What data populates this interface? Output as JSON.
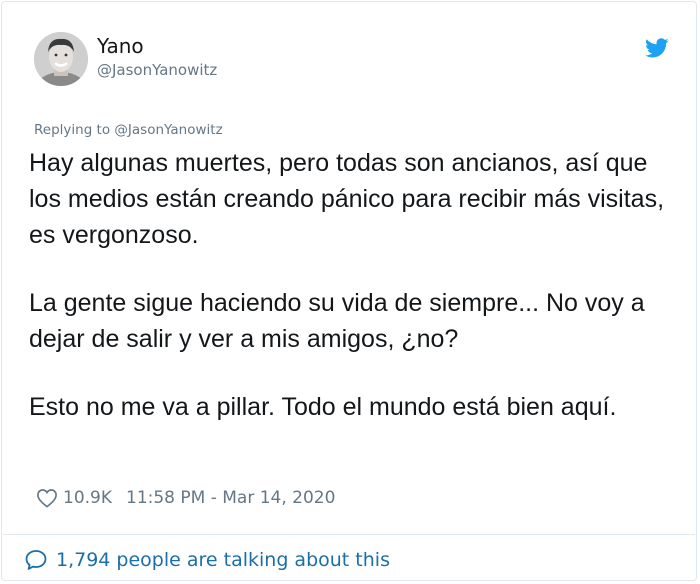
{
  "author": {
    "name": "Yano",
    "handle": "@JasonYanowitz"
  },
  "icons": {
    "brand": "twitter-bird-icon",
    "like": "heart-icon",
    "conversation": "speech-bubble-icon"
  },
  "colors": {
    "twitter_blue": "#1da1f2",
    "secondary_text": "#657786",
    "link": "#1b6fa8"
  },
  "tweet": {
    "replying_to": "Replying to @JasonYanowitz",
    "paragraphs": [
      "Hay algunas muertes, pero todas son ancianos, así que los medios están creando pánico para recibir más visitas, es vergonzoso.",
      "La gente sigue haciendo su vida de siempre... No voy a dejar de salir y ver a mis amigos, ¿no?",
      "Esto no me va a pillar. Todo el mundo está bien aquí."
    ],
    "likes": "10.9K",
    "timestamp": "11:58 PM - Mar 14, 2020"
  },
  "footer": {
    "talking": "1,794 people are talking about this"
  }
}
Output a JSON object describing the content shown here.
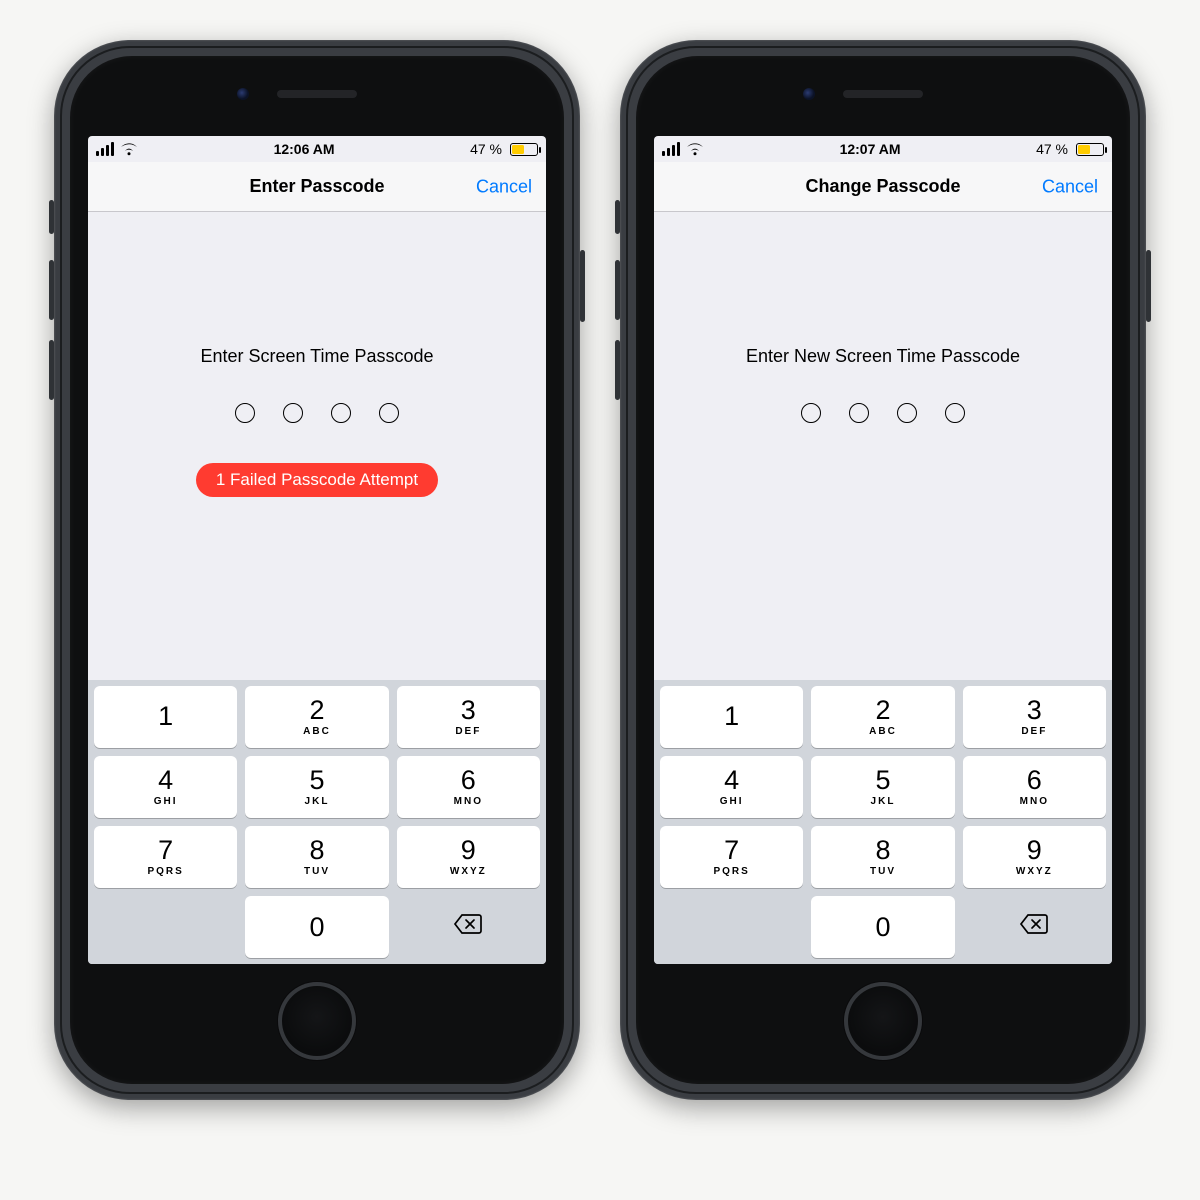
{
  "screens": [
    {
      "status": {
        "time": "12:06 AM",
        "battery_text": "47 %"
      },
      "nav": {
        "title": "Enter Passcode",
        "cancel": "Cancel"
      },
      "prompt": "Enter Screen Time Passcode",
      "fail": "1 Failed Passcode Attempt",
      "show_fail": true
    },
    {
      "status": {
        "time": "12:07 AM",
        "battery_text": "47 %"
      },
      "nav": {
        "title": "Change Passcode",
        "cancel": "Cancel"
      },
      "prompt": "Enter New Screen Time Passcode",
      "fail": "",
      "show_fail": false
    }
  ],
  "keypad": [
    {
      "num": "1",
      "sub": ""
    },
    {
      "num": "2",
      "sub": "ABC"
    },
    {
      "num": "3",
      "sub": "DEF"
    },
    {
      "num": "4",
      "sub": "GHI"
    },
    {
      "num": "5",
      "sub": "JKL"
    },
    {
      "num": "6",
      "sub": "MNO"
    },
    {
      "num": "7",
      "sub": "PQRS"
    },
    {
      "num": "8",
      "sub": "TUV"
    },
    {
      "num": "9",
      "sub": "WXYZ"
    },
    {
      "num": "0",
      "sub": ""
    }
  ]
}
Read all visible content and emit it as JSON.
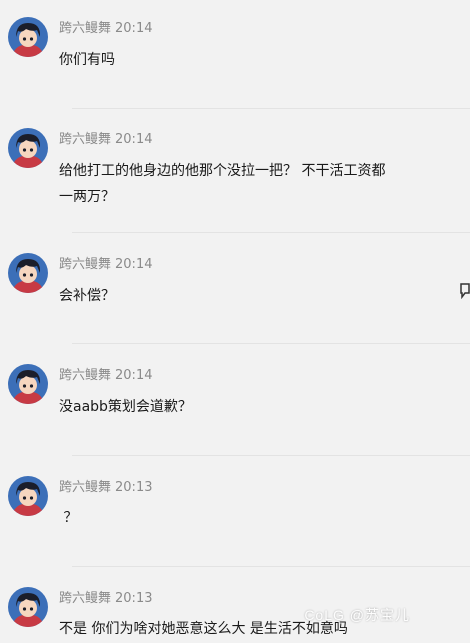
{
  "messages": [
    {
      "user": "跨六鳗舞",
      "time": "20:14",
      "text": "你们有吗"
    },
    {
      "user": "跨六鳗舞",
      "time": "20:14",
      "text": "给他打工的他身边的他那个没拉一把？  不干活工资都一两万？"
    },
    {
      "user": "跨六鳗舞",
      "time": "20:14",
      "text": "会补偿？"
    },
    {
      "user": "跨六鳗舞",
      "time": "20:14",
      "text": "没aabb策划会道歉？"
    },
    {
      "user": "跨六鳗舞",
      "time": "20:13",
      "text": " ？"
    },
    {
      "user": "跨六鳗舞",
      "time": "20:13",
      "text": "不是 你们为啥对她恶意这么大 是生活不如意吗"
    }
  ],
  "watermark": "CoLG @苏宝儿",
  "icons": {
    "avatar": "anime-character-avatar",
    "side": "reply-icon"
  }
}
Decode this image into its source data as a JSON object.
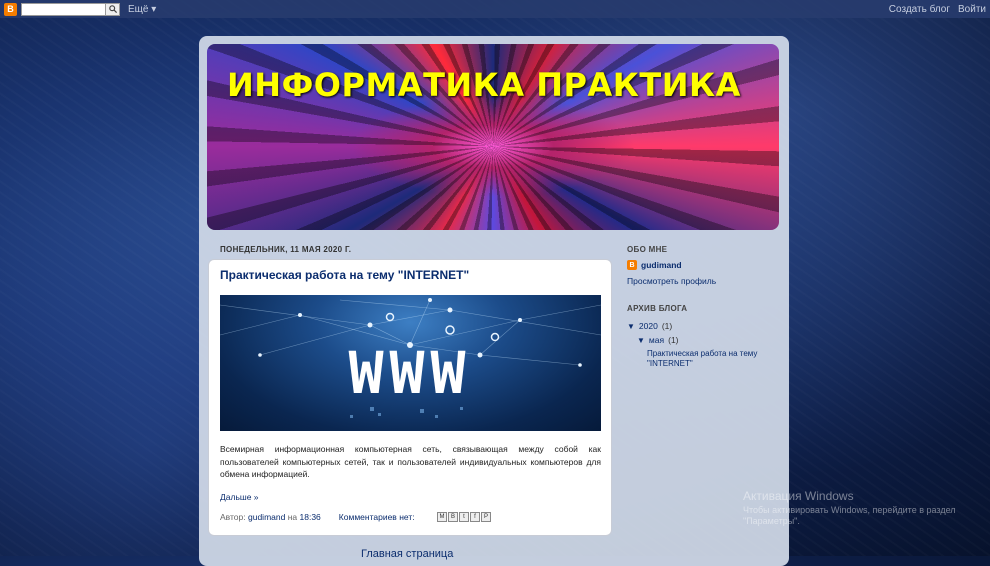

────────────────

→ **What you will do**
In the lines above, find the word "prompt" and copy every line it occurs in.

→ **Output**
      "prompt": "Enter Screen Time Passcode",
      "prompt": "Enter New Screen Time Passcode",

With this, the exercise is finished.